» EXTRACTED RECORDS
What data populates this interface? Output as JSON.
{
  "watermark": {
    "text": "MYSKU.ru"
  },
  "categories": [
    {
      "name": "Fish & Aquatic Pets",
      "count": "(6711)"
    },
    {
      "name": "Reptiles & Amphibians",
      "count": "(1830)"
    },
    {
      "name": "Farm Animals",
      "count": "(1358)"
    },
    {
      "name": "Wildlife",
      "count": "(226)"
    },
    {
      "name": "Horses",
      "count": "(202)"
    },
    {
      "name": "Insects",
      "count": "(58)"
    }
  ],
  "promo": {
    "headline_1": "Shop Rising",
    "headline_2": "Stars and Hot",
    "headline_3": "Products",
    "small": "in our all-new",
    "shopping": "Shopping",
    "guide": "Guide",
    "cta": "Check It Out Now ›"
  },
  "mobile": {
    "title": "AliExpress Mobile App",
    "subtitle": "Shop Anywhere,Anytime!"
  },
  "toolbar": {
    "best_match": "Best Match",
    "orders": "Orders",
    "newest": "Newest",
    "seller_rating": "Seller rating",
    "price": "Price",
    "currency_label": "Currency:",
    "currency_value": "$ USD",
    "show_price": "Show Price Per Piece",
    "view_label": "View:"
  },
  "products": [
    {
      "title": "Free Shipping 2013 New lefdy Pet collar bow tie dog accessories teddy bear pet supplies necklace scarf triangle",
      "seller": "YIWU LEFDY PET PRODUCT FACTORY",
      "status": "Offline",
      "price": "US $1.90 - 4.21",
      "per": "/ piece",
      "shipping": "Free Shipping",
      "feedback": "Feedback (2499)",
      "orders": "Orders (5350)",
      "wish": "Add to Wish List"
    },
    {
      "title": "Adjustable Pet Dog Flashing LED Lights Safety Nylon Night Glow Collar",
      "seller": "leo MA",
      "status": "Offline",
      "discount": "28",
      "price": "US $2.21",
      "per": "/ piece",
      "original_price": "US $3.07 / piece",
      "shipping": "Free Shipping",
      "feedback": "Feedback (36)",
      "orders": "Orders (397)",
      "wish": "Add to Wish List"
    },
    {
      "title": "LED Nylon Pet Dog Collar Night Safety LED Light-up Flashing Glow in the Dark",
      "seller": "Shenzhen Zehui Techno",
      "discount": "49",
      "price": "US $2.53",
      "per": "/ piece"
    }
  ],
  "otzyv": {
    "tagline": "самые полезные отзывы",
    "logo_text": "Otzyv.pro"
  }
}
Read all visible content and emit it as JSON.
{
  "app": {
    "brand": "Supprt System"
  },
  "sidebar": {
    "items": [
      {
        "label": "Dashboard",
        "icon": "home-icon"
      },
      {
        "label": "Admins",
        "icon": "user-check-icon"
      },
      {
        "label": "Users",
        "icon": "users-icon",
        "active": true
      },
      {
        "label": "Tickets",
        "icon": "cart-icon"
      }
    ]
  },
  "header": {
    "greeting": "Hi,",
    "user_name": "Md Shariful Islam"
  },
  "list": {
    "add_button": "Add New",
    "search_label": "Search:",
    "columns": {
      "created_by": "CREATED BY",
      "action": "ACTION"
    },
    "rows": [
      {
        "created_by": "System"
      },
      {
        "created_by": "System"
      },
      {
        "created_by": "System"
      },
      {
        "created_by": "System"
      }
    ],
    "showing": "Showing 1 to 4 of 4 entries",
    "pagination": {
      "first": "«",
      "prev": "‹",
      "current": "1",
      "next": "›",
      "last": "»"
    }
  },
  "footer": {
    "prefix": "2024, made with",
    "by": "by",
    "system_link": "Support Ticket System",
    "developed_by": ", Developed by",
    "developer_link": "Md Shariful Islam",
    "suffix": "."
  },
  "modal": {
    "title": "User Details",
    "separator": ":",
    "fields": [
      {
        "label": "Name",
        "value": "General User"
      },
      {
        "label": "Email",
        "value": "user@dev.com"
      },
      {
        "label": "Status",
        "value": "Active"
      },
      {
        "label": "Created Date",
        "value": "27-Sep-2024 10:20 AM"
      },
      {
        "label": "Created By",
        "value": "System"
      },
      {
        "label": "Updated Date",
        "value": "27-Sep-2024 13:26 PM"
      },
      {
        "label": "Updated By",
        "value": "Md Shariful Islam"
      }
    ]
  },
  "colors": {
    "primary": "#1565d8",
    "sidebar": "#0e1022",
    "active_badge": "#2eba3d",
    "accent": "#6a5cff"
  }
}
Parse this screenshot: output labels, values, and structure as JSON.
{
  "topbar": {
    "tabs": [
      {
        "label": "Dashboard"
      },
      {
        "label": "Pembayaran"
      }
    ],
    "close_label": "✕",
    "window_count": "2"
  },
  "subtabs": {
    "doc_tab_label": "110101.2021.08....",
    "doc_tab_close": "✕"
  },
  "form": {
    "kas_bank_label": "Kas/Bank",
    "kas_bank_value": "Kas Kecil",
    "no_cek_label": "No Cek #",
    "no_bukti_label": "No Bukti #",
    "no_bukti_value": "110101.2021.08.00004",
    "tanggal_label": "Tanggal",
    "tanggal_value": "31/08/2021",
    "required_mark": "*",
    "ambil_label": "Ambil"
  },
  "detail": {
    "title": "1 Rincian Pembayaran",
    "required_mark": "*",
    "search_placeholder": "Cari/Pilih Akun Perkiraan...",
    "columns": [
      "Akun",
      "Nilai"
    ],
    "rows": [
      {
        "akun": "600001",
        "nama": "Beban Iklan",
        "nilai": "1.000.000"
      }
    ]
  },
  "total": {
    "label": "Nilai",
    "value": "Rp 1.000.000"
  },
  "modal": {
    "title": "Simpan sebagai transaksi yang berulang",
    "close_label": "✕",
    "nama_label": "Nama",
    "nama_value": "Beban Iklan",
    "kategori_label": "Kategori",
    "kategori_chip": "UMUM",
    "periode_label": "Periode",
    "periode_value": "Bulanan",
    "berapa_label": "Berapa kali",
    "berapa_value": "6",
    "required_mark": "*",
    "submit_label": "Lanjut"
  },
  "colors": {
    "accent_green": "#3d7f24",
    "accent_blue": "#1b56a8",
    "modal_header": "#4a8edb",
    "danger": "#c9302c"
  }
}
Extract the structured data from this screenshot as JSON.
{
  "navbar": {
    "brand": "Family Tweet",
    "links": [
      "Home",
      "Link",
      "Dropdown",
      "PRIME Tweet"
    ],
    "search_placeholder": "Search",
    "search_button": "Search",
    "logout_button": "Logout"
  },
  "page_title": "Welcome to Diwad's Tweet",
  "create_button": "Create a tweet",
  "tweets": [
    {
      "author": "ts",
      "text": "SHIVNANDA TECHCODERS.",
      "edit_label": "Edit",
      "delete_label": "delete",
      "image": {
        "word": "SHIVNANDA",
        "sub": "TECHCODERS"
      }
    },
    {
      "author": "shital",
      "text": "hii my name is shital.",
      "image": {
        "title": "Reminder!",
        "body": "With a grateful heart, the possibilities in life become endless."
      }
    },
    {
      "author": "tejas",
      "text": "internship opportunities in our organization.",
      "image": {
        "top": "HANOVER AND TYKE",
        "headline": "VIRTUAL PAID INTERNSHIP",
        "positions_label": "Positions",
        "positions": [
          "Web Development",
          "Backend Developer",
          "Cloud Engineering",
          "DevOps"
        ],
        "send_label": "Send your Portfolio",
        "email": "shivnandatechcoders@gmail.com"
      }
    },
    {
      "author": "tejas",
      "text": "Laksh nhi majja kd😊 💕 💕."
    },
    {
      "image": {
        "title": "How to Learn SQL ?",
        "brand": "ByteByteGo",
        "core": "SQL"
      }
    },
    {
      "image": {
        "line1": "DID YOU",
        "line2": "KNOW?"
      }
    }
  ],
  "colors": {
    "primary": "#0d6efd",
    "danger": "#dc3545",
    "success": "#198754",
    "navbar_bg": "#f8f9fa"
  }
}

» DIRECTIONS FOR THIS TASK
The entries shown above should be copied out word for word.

» TASK SOLUTION
What data populates this interface? Output as JSON.
{
  "watermark": {
    "text": "MYSKU.ru"
  },
  "categories": [
    {
      "name": "Fish & Aquatic Pets",
      "count": "(6711)"
    },
    {
      "name": "Reptiles & Amphibians",
      "count": "(1830)"
    },
    {
      "name": "Farm Animals",
      "count": "(1358)"
    },
    {
      "name": "Wildlife",
      "count": "(226)"
    },
    {
      "name": "Horses",
      "count": "(202)"
    },
    {
      "name": "Insects",
      "count": "(58)"
    }
  ],
  "promo": {
    "headline_1": "Shop Rising",
    "headline_2": "Stars and Hot",
    "headline_3": "Products",
    "small": "in our all-new",
    "shopping": "Shopping",
    "guide": "Guide",
    "cta": "Check It Out Now ›"
  },
  "mobile": {
    "title": "AliExpress Mobile App",
    "subtitle": "Shop Anywhere,Anytime!"
  },
  "toolbar": {
    "best_match": "Best Match",
    "orders": "Orders",
    "newest": "Newest",
    "seller_rating": "Seller rating",
    "price": "Price",
    "currency_label": "Currency:",
    "currency_value": "$ USD",
    "show_price": "Show Price Per Piece",
    "view_label": "View:"
  },
  "products": [
    {
      "title": "Free Shipping 2013 New lefdy Pet collar bow tie dog accessories teddy bear pet supplies necklace scarf triangle",
      "seller": "YIWU LEFDY PET PRODUCT FACTORY",
      "status": "Offline",
      "price": "US $1.90 - 4.21",
      "per": "/ piece",
      "shipping": "Free Shipping",
      "feedback": "Feedback (2499)",
      "orders": "Orders (5350)",
      "wish": "Add to Wish List"
    },
    {
      "title": "Adjustable Pet Dog Flashing LED Lights Safety Nylon Night Glow Collar",
      "seller": "leo MA",
      "status": "Offline",
      "discount": "28",
      "price": "US $2.21",
      "per": "/ piece",
      "original_price": "US $3.07 / piece",
      "shipping": "Free Shipping",
      "feedback": "Feedback (36)",
      "orders": "Orders (397)",
      "wish": "Add to Wish List"
    },
    {
      "title": "LED Nylon Pet Dog Collar Night Safety LED Light-up Flashing Glow in the Dark",
      "seller": "Shenzhen Zehui Techno",
      "discount": "49",
      "price": "US $2.53",
      "per": "/ piece"
    }
  ],
  "otzyv": {
    "tagline": "самые полезные отзывы",
    "logo_text": "Otzyv.pro"
  }
}
Read all visible content and emit it as JSON.
{
  "app": {
    "brand": "Supprt System"
  },
  "sidebar": {
    "items": [
      {
        "label": "Dashboard",
        "icon": "home-icon"
      },
      {
        "label": "Admins",
        "icon": "user-check-icon"
      },
      {
        "label": "Users",
        "icon": "users-icon",
        "active": true
      },
      {
        "label": "Tickets",
        "icon": "cart-icon"
      }
    ]
  },
  "header": {
    "greeting": "Hi,",
    "user_name": "Md Shariful Islam"
  },
  "list": {
    "add_button": "Add New",
    "search_label": "Search:",
    "columns": {
      "created_by": "CREATED BY",
      "action": "ACTION"
    },
    "rows": [
      {
        "created_by": "System"
      },
      {
        "created_by": "System"
      },
      {
        "created_by": "System"
      },
      {
        "created_by": "System"
      }
    ],
    "showing": "Showing 1 to 4 of 4 entries",
    "pagination": {
      "first": "«",
      "prev": "‹",
      "current": "1",
      "next": "›",
      "last": "»"
    }
  },
  "footer": {
    "prefix": "2024, made with",
    "by": "by",
    "system_link": "Support Ticket System",
    "developed_by": ", Developed by",
    "developer_link": "Md Shariful Islam",
    "suffix": "."
  },
  "modal": {
    "title": "User Details",
    "separator": ":",
    "fields": [
      {
        "label": "Name",
        "value": "General User"
      },
      {
        "label": "Email",
        "value": "user@dev.com"
      },
      {
        "label": "Status",
        "value": "Active"
      },
      {
        "label": "Created Date",
        "value": "27-Sep-2024 10:20 AM"
      },
      {
        "label": "Created By",
        "value": "System"
      },
      {
        "label": "Updated Date",
        "value": "27-Sep-2024 13:26 PM"
      },
      {
        "label": "Updated By",
        "value": "Md Shariful Islam"
      }
    ]
  },
  "colors": {
    "primary": "#1565d8",
    "sidebar": "#0e1022",
    "active_badge": "#2eba3d",
    "accent": "#6a5cff"
  }
}
Parse this screenshot: output labels, values, and structure as JSON.
{
  "topbar": {
    "tabs": [
      {
        "label": "Dashboard"
      },
      {
        "label": "Pembayaran"
      }
    ],
    "close_label": "✕",
    "window_count": "2"
  },
  "subtabs": {
    "doc_tab_label": "110101.2021.08....",
    "doc_tab_close": "✕"
  },
  "form": {
    "kas_bank_label": "Kas/Bank",
    "kas_bank_value": "Kas Kecil",
    "no_cek_label": "No Cek #",
    "no_bukti_label": "No Bukti #",
    "no_bukti_value": "110101.2021.08.00004",
    "tanggal_label": "Tanggal",
    "tanggal_value": "31/08/2021",
    "required_mark": "*",
    "ambil_label": "Ambil"
  },
  "detail": {
    "title": "1 Rincian Pembayaran",
    "required_mark": "*",
    "search_placeholder": "Cari/Pilih Akun Perkiraan...",
    "columns": [
      "Akun",
      "Nilai"
    ],
    "rows": [
      {
        "akun": "600001",
        "nama": "Beban Iklan",
        "nilai": "1.000.000"
      }
    ]
  },
  "total": {
    "label": "Nilai",
    "value": "Rp 1.000.000"
  },
  "modal": {
    "title": "Simpan sebagai transaksi yang berulang",
    "close_label": "✕",
    "nama_label": "Nama",
    "nama_value": "Beban Iklan",
    "kategori_label": "Kategori",
    "kategori_chip": "UMUM",
    "periode_label": "Periode",
    "periode_value": "Bulanan",
    "berapa_label": "Berapa kali",
    "berapa_value": "6",
    "required_mark": "*",
    "submit_label": "Lanjut"
  },
  "colors": {
    "accent_green": "#3d7f24",
    "accent_blue": "#1b56a8",
    "modal_header": "#4a8edb",
    "danger": "#c9302c"
  }
}
Extract the structured data from this screenshot as JSON.
{
  "navbar": {
    "brand": "Family Tweet",
    "links": [
      "Home",
      "Link",
      "Dropdown",
      "PRIME Tweet"
    ],
    "search_placeholder": "Search",
    "search_button": "Search",
    "logout_button": "Logout"
  },
  "page_title": "Welcome to Diwad's Tweet",
  "create_button": "Create a tweet",
  "tweets": [
    {
      "author": "ts",
      "text": "SHIVNANDA TECHCODERS.",
      "edit_label": "Edit",
      "delete_label": "delete",
      "image": {
        "word": "SHIVNANDA",
        "sub": "TECHCODERS"
      }
    },
    {
      "author": "shital",
      "text": "hii my name is shital.",
      "image": {
        "title": "Reminder!",
        "body": "With a grateful heart, the possibilities in life become endless."
      }
    },
    {
      "author": "tejas",
      "text": "internship opportunities in our organization.",
      "image": {
        "top": "HANOVER AND TYKE",
        "headline": "VIRTUAL PAID INTERNSHIP",
        "positions_label": "Positions",
        "positions": [
          "Web Development",
          "Backend Developer",
          "Cloud Engineering",
          "DevOps"
        ],
        "send_label": "Send your Portfolio",
        "email": "shivnandatechcoders@gmail.com"
      }
    },
    {
      "author": "tejas",
      "text": "Laksh nhi majja kd😊 💕 💕."
    },
    {
      "image": {
        "title": "How to Learn SQL ?",
        "brand": "ByteByteGo",
        "core": "SQL"
      }
    },
    {
      "image": {
        "line1": "DID YOU",
        "line2": "KNOW?"
      }
    }
  ],
  "colors": {
    "primary": "#0d6efd",
    "danger": "#dc3545",
    "success": "#198754",
    "navbar_bg": "#f8f9fa"
  }
}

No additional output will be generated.